- [WORK INSTRUCTIONS]:
Nothing but an exact copy is wanted: the line with "Parse this screenshot: output" and each line after it in the data below, last line included.

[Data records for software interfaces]
☆ ☆ ☆

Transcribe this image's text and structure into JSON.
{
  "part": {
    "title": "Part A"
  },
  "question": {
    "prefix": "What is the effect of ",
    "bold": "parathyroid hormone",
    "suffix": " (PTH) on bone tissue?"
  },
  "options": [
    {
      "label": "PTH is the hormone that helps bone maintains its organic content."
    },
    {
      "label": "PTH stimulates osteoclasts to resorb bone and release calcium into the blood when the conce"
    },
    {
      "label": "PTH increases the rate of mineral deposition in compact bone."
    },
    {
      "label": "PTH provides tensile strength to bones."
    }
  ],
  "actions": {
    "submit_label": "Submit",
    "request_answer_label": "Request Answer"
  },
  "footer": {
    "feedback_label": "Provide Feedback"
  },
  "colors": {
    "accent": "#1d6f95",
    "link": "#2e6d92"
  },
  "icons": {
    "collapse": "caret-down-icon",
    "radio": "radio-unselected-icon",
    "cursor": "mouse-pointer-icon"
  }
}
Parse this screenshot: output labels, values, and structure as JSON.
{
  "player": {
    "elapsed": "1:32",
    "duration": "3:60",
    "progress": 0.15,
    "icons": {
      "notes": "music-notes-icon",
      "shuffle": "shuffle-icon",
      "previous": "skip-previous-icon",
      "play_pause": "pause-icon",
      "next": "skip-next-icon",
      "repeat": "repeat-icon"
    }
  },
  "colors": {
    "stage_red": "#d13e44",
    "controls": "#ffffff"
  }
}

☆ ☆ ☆

- [EXERCISE RESULT]:
Parse this screenshot: output labels, values, and structure as JSON.
{
  "player": {
    "elapsed": "1:32",
    "duration": "3:60",
    "progress": 0.15,
    "icons": {
      "notes": "music-notes-icon",
      "shuffle": "shuffle-icon",
      "previous": "skip-previous-icon",
      "play_pause": "pause-icon",
      "next": "skip-next-icon",
      "repeat": "repeat-icon"
    }
  },
  "colors": {
    "stage_red": "#d13e44",
    "controls": "#ffffff"
  }
}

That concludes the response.